:: What the exercise asks ::
Copy out the listing that follows, exactly, without its pictures.
--
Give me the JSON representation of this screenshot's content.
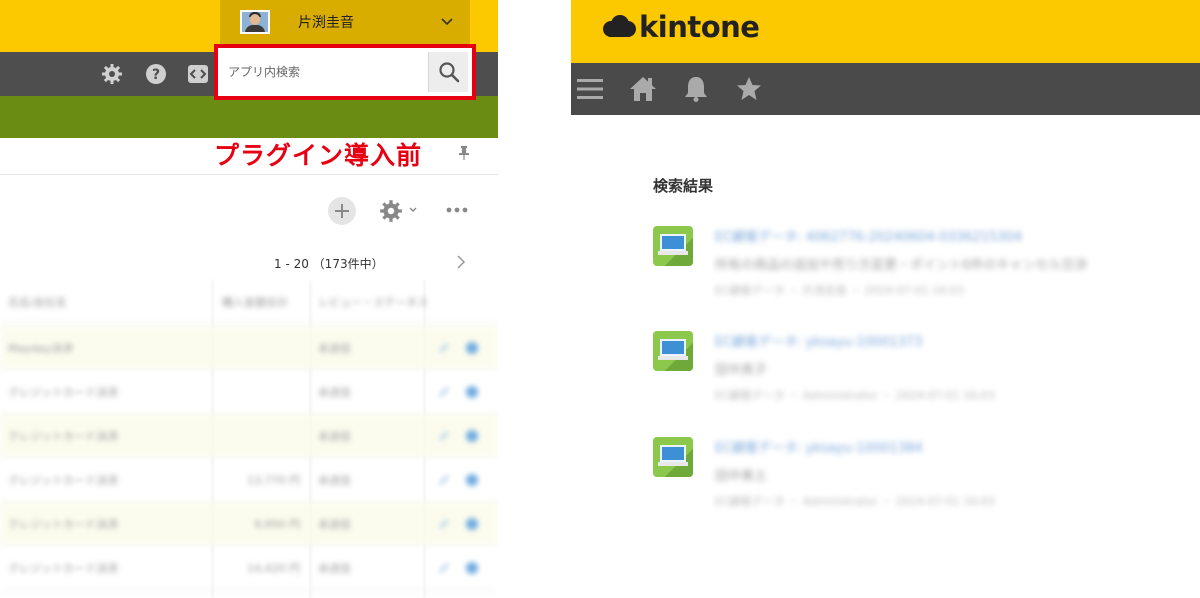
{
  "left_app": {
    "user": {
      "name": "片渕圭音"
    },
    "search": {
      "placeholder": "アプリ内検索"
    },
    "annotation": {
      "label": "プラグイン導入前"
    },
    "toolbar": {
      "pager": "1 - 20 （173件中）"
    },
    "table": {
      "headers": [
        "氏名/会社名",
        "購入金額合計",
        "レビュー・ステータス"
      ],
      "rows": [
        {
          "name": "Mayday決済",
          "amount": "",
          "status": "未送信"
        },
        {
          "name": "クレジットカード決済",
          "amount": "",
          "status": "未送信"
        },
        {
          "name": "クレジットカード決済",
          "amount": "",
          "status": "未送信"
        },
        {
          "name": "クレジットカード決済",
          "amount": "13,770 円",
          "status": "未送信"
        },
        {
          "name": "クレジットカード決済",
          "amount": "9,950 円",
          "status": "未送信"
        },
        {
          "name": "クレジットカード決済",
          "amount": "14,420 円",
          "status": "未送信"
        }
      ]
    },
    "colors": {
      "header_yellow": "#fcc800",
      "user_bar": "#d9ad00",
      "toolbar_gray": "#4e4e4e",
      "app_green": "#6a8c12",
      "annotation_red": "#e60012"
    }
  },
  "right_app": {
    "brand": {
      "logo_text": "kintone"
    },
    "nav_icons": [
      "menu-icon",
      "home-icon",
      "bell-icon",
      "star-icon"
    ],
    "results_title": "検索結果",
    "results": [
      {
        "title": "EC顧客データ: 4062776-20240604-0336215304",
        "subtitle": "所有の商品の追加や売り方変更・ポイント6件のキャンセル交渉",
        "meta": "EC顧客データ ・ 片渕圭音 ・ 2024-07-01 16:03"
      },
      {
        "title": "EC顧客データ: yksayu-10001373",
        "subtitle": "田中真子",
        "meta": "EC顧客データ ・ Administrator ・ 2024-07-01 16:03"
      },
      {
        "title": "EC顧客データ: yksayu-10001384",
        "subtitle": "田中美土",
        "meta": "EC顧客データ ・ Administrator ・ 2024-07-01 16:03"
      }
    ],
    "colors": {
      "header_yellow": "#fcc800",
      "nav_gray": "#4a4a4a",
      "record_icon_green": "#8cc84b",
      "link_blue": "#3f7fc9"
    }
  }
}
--
:: Exercise answer ::
Give me the JSON representation of this screenshot's content.
{
  "left_app": {
    "user": {
      "name": "片渕圭音"
    },
    "search": {
      "placeholder": "アプリ内検索"
    },
    "annotation": {
      "label": "プラグイン導入前"
    },
    "toolbar": {
      "pager": "1 - 20 （173件中）"
    },
    "table": {
      "headers": [
        "氏名/会社名",
        "購入金額合計",
        "レビュー・ステータス"
      ],
      "rows": [
        {
          "name": "Mayday決済",
          "amount": "",
          "status": "未送信"
        },
        {
          "name": "クレジットカード決済",
          "amount": "",
          "status": "未送信"
        },
        {
          "name": "クレジットカード決済",
          "amount": "",
          "status": "未送信"
        },
        {
          "name": "クレジットカード決済",
          "amount": "13,770 円",
          "status": "未送信"
        },
        {
          "name": "クレジットカード決済",
          "amount": "9,950 円",
          "status": "未送信"
        },
        {
          "name": "クレジットカード決済",
          "amount": "14,420 円",
          "status": "未送信"
        }
      ]
    },
    "colors": {
      "header_yellow": "#fcc800",
      "user_bar": "#d9ad00",
      "toolbar_gray": "#4e4e4e",
      "app_green": "#6a8c12",
      "annotation_red": "#e60012"
    }
  },
  "right_app": {
    "brand": {
      "logo_text": "kintone"
    },
    "nav_icons": [
      "menu-icon",
      "home-icon",
      "bell-icon",
      "star-icon"
    ],
    "results_title": "検索結果",
    "results": [
      {
        "title": "EC顧客データ: 4062776-20240604-0336215304",
        "subtitle": "所有の商品の追加や売り方変更・ポイント6件のキャンセル交渉",
        "meta": "EC顧客データ ・ 片渕圭音 ・ 2024-07-01 16:03"
      },
      {
        "title": "EC顧客データ: yksayu-10001373",
        "subtitle": "田中真子",
        "meta": "EC顧客データ ・ Administrator ・ 2024-07-01 16:03"
      },
      {
        "title": "EC顧客データ: yksayu-10001384",
        "subtitle": "田中美土",
        "meta": "EC顧客データ ・ Administrator ・ 2024-07-01 16:03"
      }
    ],
    "colors": {
      "header_yellow": "#fcc800",
      "nav_gray": "#4a4a4a",
      "record_icon_green": "#8cc84b",
      "link_blue": "#3f7fc9"
    }
  }
}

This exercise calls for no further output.